- Individual temperature control: +3%
- Improved ventilation: +11%
- Better lighting: +23%
- Access to natural environment: +18%
And this doesn’t even touch workplace environments that cause Sick Building Syndrome (SBS). Affected buildings are estimated to impact up to 20% of workers, while improvements to air quality, reductions in air pollutants and better ventilation can reduce symptoms by 70-85%. In fact, a 2010 paper in the American Journal of Public Health found that LEED Certified buildings reduced perceived absenteeism and work hours affected by asthma, respiratory allergies, depression and stress, and showed self-reported improvements in employee productivity.
Efficient workplaces save energy while boosting productivity, which may be worth potentially higher rent rates.
So it stands to reason that selecting a space with a smart design and green attributes will yield far greater employee performance than a substandard space at a lower sticker price.
OK, this all makes sense. But can you actually calculate returns?
Short answer: Yes.
Knowing it was possible to capture significant savings, three JLL real estate brokers developed an algorithm to calculate their clients’ savings on a case-by-case basis.
Their 3-30-300 calculator takes a company’s real input values for things like rentable area (that’s square footage), rent rates, employee salaries, average sick days and employee retention, then spits out their true 3-30-300 and total cost of occupancy (TCO). From there, you can play around with attributes to calculate cost savings.
Using this tool, we find that a company with a TCO of just over $60 million per year and a human capital cost of $54 million can save:
- $1.50 p.s.f./year with a reduced absenteeism rate of 10%
- $11 p.s.f./year with 10% improvement in employee retention
- $65 p.s.f./year with a 10% improvement in productivity. (For reference, World Building Council studies show that 18-20% can easily be achieved in the right environment.)

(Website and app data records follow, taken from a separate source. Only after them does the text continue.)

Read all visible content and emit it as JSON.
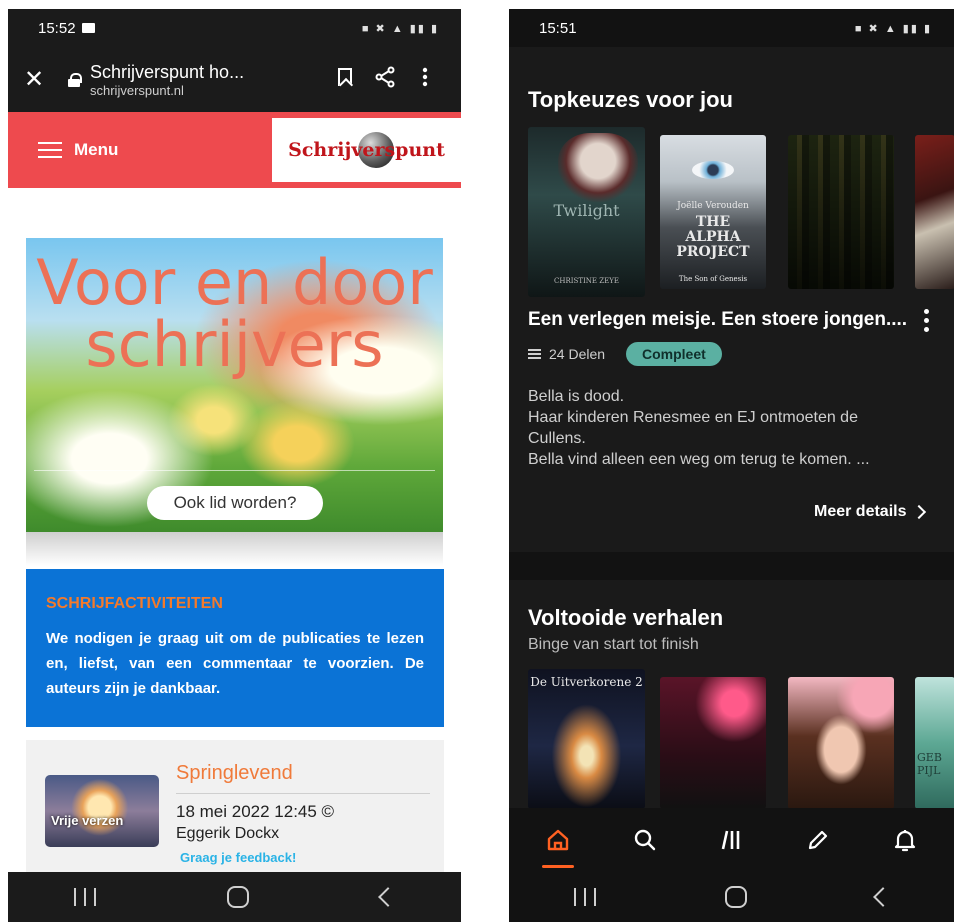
{
  "left_phone": {
    "status_time": "15:52",
    "browser": {
      "page_title": "Schrijverspunt ho...",
      "domain": "schrijverspunt.nl"
    },
    "site": {
      "menu_label": "Menu",
      "logo_text": "Schrijverspunt",
      "hero_title": "Voor en door schrijvers",
      "hero_button": "Ook lid worden?",
      "activities": {
        "title": "SCHRIJFACTIVITEITEN",
        "text": "We nodigen je graag uit om de publicaties te lezen en, liefst, van een commentaar te voorzien. De auteurs zijn je dankbaar."
      },
      "post": {
        "thumb_label": "Vrije verzen",
        "title": "Springlevend",
        "date": "18 mei 2022 12:45 ©",
        "author": "Eggerik Dockx",
        "feedback": "Graag je feedback!"
      }
    }
  },
  "right_phone": {
    "status_time": "15:51",
    "top_picks": {
      "title": "Topkeuzes voor jou",
      "covers": [
        {
          "text": "Twilight",
          "subtext": "CHRISTINE ZEYE"
        },
        {
          "author": "Joëlle Verouden",
          "text": "THE ALPHA PROJECT",
          "subtext": "The Son of Genesis"
        },
        {
          "text": ""
        },
        {
          "text": ""
        }
      ],
      "story_title": "Een verlegen meisje. Een stoere jongen....",
      "parts": "24 Delen",
      "badge": "Compleet",
      "description": [
        "Bella is dood.",
        "Haar kinderen Renesmee en EJ ontmoeten de",
        "Cullens.",
        "Bella vind alleen een weg om terug te komen. ..."
      ],
      "more_details": "Meer details"
    },
    "completed": {
      "title": "Voltooide verhalen",
      "subtitle": "Binge van start tot finish",
      "covers": [
        {
          "text": "De Uitverkorene 2"
        },
        {
          "text": ""
        },
        {
          "text": ""
        },
        {
          "text": "GEB PIJL"
        }
      ]
    },
    "colors": {
      "accent": "#ff6122",
      "badge": "#5bb0a2",
      "site_red": "#ee4a4e",
      "activities_blue": "#0b73d6"
    },
    "tabs": [
      "home-icon",
      "search-icon",
      "library-icon",
      "write-icon",
      "notifications-icon"
    ]
  }
}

Even if you cut that same company’s improvements down to just 2% across the board—you’re still looking at $13 per square foot savings annually.
That’s a lot better than $3-4, don’t you think?